# [WHAT NEEDS TO BE DONE]
Return each line below holding the string "label".

(Items from an interface collection)
Content starts
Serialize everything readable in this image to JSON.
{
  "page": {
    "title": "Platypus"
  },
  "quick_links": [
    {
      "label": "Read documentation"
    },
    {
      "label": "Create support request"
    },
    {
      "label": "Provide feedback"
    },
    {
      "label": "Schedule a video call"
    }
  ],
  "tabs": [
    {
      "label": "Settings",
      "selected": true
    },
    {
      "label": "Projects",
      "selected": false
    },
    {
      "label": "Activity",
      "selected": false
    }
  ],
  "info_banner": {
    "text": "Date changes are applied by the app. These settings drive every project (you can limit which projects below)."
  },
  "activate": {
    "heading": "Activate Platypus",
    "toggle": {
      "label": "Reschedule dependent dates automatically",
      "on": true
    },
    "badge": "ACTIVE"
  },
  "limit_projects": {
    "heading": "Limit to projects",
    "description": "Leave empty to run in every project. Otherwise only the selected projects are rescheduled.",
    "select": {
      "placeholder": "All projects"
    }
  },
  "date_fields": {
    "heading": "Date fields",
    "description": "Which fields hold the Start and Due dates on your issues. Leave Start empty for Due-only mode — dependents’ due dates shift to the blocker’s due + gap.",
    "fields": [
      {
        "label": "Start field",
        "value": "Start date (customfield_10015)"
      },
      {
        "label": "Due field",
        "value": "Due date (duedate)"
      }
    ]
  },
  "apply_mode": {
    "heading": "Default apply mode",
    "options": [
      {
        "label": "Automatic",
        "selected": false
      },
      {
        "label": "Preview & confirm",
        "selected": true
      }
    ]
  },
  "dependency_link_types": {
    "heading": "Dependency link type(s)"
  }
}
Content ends
# [OUTPUT FOR THIS EXERCISE]
      "label": "Read documentation"
      "label": "Create support request"
      "label": "Provide feedback"
      "label": "Schedule a video call"
      "label": "Settings",
      "label": "Projects",
      "label": "Activity",
      "label": "Reschedule dependent dates automatically",
        "label": "Start field",
        "label": "Due field",
        "label": "Automatic",
        "label": "Preview & confirm",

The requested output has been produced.